## WORK ITEM
The entries below need to be written out exactly, with no pictures included.

--

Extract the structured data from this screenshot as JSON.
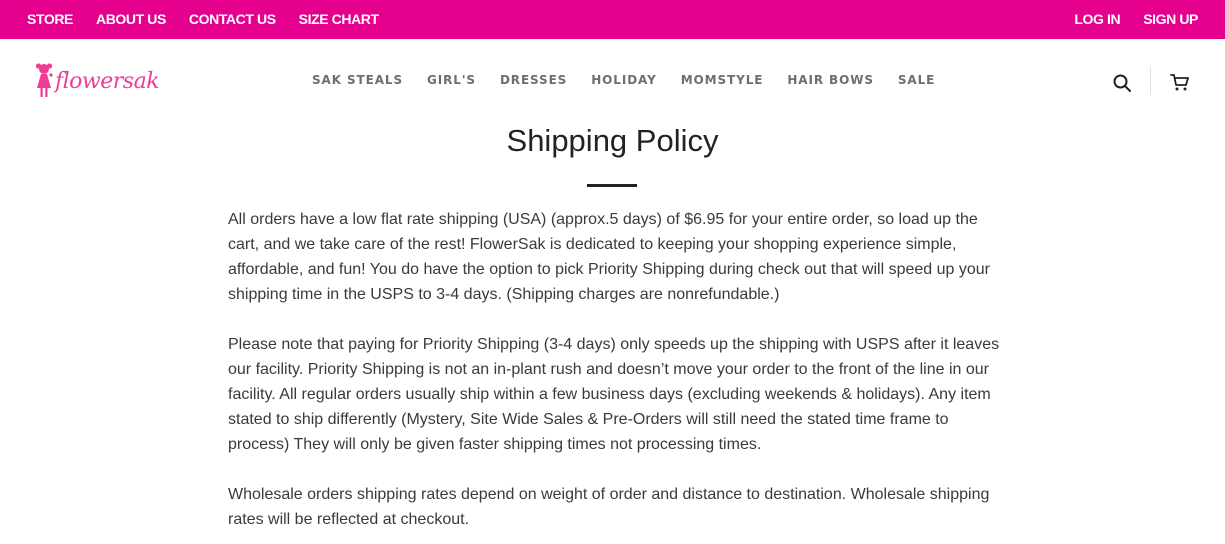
{
  "topbar": {
    "left_links": [
      "STORE",
      "ABOUT US",
      "CONTACT US",
      "SIZE CHART"
    ],
    "right_links": [
      "LOG IN",
      "SIGN UP"
    ],
    "background": "#e6008e"
  },
  "header": {
    "logo_text": "flowersak",
    "nav": [
      "SAK STEALS",
      "GIRL'S",
      "DRESSES",
      "HOLIDAY",
      "MOMSTYLE",
      "HAIR BOWS",
      "SALE"
    ],
    "icons": [
      "search-icon",
      "cart-icon"
    ]
  },
  "page": {
    "title": "Shipping Policy",
    "paragraphs": [
      "All orders have a low flat rate shipping (USA) (approx.5 days) of $6.95 for your entire order, so load up the cart, and we take care of the rest! FlowerSak is dedicated to keeping your shopping experience simple, affordable, and fun! You do have the option to pick Priority Shipping during check out that will speed up your shipping time in the USPS to 3-4 days. (Shipping charges are nonrefundable.)",
      "Please note that paying for Priority Shipping (3-4 days) only speeds up the shipping with USPS after it leaves our facility. Priority Shipping is not an in-plant rush and doesn’t move your order to the front of the line in our facility. All regular orders usually ship within a few business days (excluding weekends & holidays). Any item stated to ship differently (Mystery, Site Wide Sales & Pre-Orders will still need the stated time frame to process) They will only be given faster shipping times not processing times.",
      "Wholesale orders shipping rates depend on weight of order and distance to destination. Wholesale shipping rates will be reflected at checkout."
    ]
  }
}
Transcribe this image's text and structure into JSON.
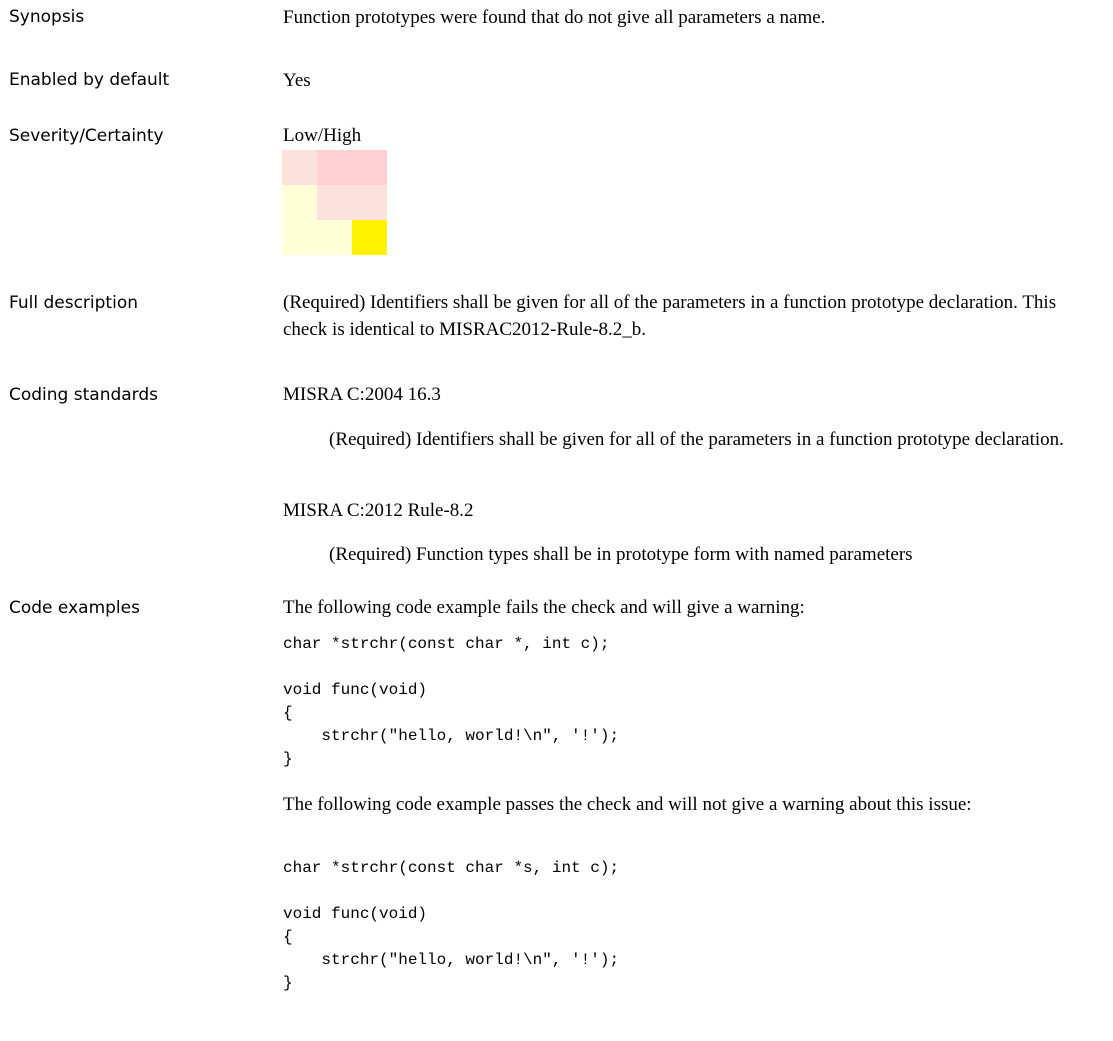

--

## FINISHED TASK
Extract the structured data from this screenshot as JSON.
{
  "topbar": {
    "left_links": [
      "STORE",
      "ABOUT US",
      "CONTACT US",
      "SIZE CHART"
    ],
    "right_links": [
      "LOG IN",
      "SIGN UP"
    ],
    "background": "#e6008e"
  },
  "header": {
    "logo_text": "flowersak",
    "nav": [
      "SAK STEALS",
      "GIRL'S",
      "DRESSES",
      "HOLIDAY",
      "MOMSTYLE",
      "HAIR BOWS",
      "SALE"
    ],
    "icons": [
      "search-icon",
      "cart-icon"
    ]
  },
  "page": {
    "title": "Shipping Policy",
    "paragraphs": [
      "All orders have a low flat rate shipping (USA) (approx.5 days) of $6.95 for your entire order, so load up the cart, and we take care of the rest! FlowerSak is dedicated to keeping your shopping experience simple, affordable, and fun! You do have the option to pick Priority Shipping during check out that will speed up your shipping time in the USPS to 3-4 days. (Shipping charges are nonrefundable.)",
      "Please note that paying for Priority Shipping (3-4 days) only speeds up the shipping with USPS after it leaves our facility. Priority Shipping is not an in-plant rush and doesn’t move your order to the front of the line in our facility. All regular orders usually ship within a few business days (excluding weekends & holidays). Any item stated to ship differently (Mystery, Site Wide Sales & Pre-Orders will still need the stated time frame to process) They will only be given faster shipping times not processing times.",
      "Wholesale orders shipping rates depend on weight of order and distance to destination. Wholesale shipping rates will be reflected at checkout."
    ]
  }
}
Transcribe this image's text and structure into JSON.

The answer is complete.